The ceremonial inauguration, with a performance of the traditional Chaiti Ghoda dance, feels out of place in this bohemia. The surfers grab their boards and lunge into the waters. There are about 60 of them, from New Zealand, Hawaii and Australia, alongside surfing communities from Mahabalipuram, Vishakhapatnam, Puducherry, Gokarna, Manipal and Kovalam. “It is a beautiful beach and not one bit crowded,” says Yogi, attempting to manage both his surfboard and the curtain of wet dreadlocks that closes over his eyes. In Hawaii, he says, a beach like this will be crowded with 400 people.
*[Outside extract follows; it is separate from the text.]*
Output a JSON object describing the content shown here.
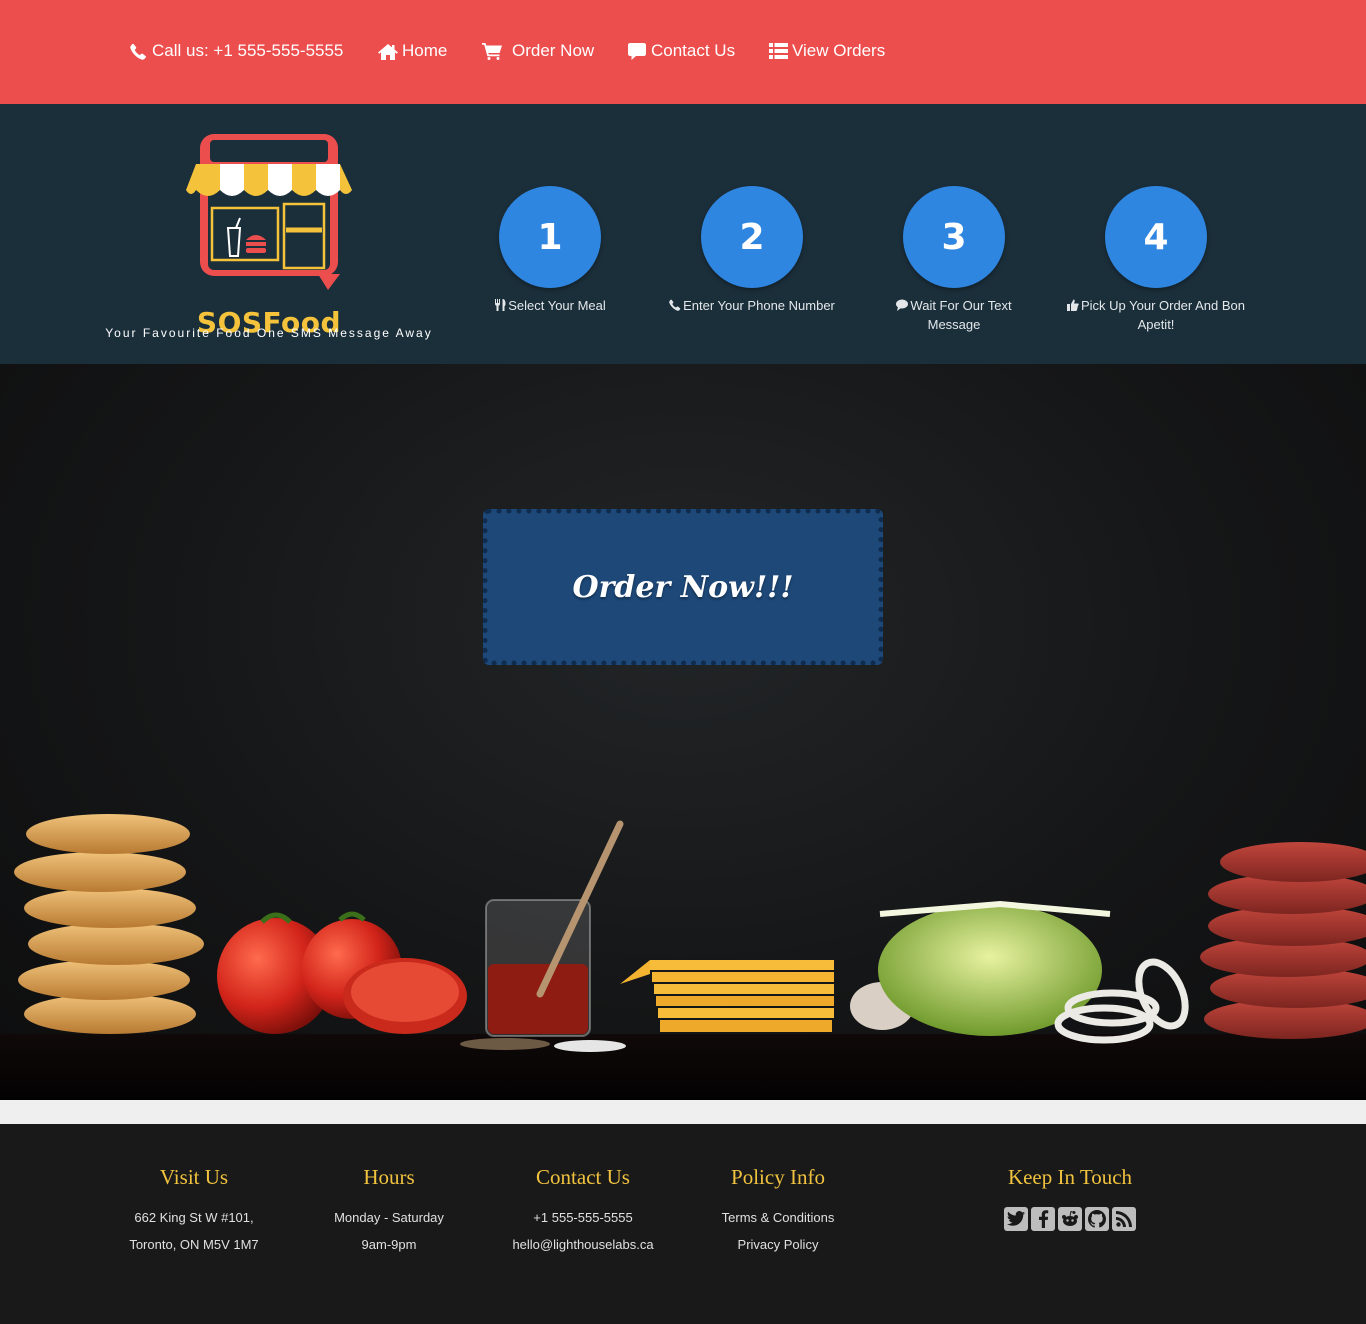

He spent the past six months in Sri Lanka as a surfing instructor. He will spend the next six months in India. “I started surfing when I was five. I learnt it from my mom and dad. Swimming and surfing, that's the only thing we know.” He adds, somewhat redundantly, that swimming is one of the key skills needed to survive in Hawaii. As if anyone in that island paradise would choose to sit on a shaded part of the shore and just read a book.
A new sport
Nomadic surfers like Yogi fostered the Indian surfing community. Anudeep, a professional yachter who likes to be called Andy, began to learn surfing five years ago when he came across a surfer from the US. “The surfing community is a small one where everybody knows everybody,” he says from Visakhapatnam. Apart from groups like Surfing Yogis, The Surfing Swamis, people like Mukesh from Mahabalipuram have established small surfing institutes, whose graduates are now skimming across these waves. A small crowd gathers around the shore, squinting and craning their necks to catch these surfers and the effortless ease with which they navigate the turbulence of the sea. A man with his camera and tripod wades in, braving the waves to freeze these moments for an eternity. Du Fengyan's journey started on a bicycle from Beijing, continued across Vietnam and Cambodia, and has now ended in India. “You don't need a lot of money to travel,” he says. He befriends the locals and stays with them. There are days he doesn't have to spend more than Rs.100. He will now head to Pakistan.
There are people everywhere, and everyone has a story to narrate. An artist named Vinay Pateel, in a white T-shirt and geeky glasses, is setting up his works in a corner. He was an engineer. He hopped off the treadmill in order to specialise in digital art, a sample of which is on display in the logo on the T-shirts for the event, that of a bearded yogi communing with the waves. Elsewhere, the logo seems to have erupted to life. There are many yogis around me, communing with the waves and with each other. The India Surf Festival, contrary to the name that suggests the commingling of big-name detergent manufacturers, is a melting pot of the most interesting people. A textile designer and with her documentary-filmmaker husband. An engineer turned bookshop owner. An animation artist with her sporting mother.
Feel at home
As the sun sets, Argentinean Sebastian Vilarino begins to juggle in rhythm to trance music. He is joined by the Indie band The Mavyns, with their quirky rendition of songs of The Ventures, and Tribal Flora, a music band from Mumbai that experimented with mouth harps, didgeridoos, drums and flutes. Trip Tandav opted for psychedelia, an amalgam of Sanskrit slokas and bhajans underscoring live painting by artists from the Nova Collective. I spend my first night at the surfing village, and the next morning I am greeted by friendly voices which made me forget I am on my own. Everyone's a friend here, and every friendship has a story. Sand artist and sculptor Sridhar Dash has befriended Scott Jeffery, an Australian who quit his television job in London and began globetrotting on a bicycle with little more than a tent and a very effective GPS. Jeffery has learnt that Dash had no online presence, and he has promised to enshrine his friend in a website before he heads out east. Sanjay Samantaray, founder of Surfing Yogis, the organising group, says, “A surf festival is about 50 per cent surfing and 50 per cent art.” It is also about people, one hundred per cent.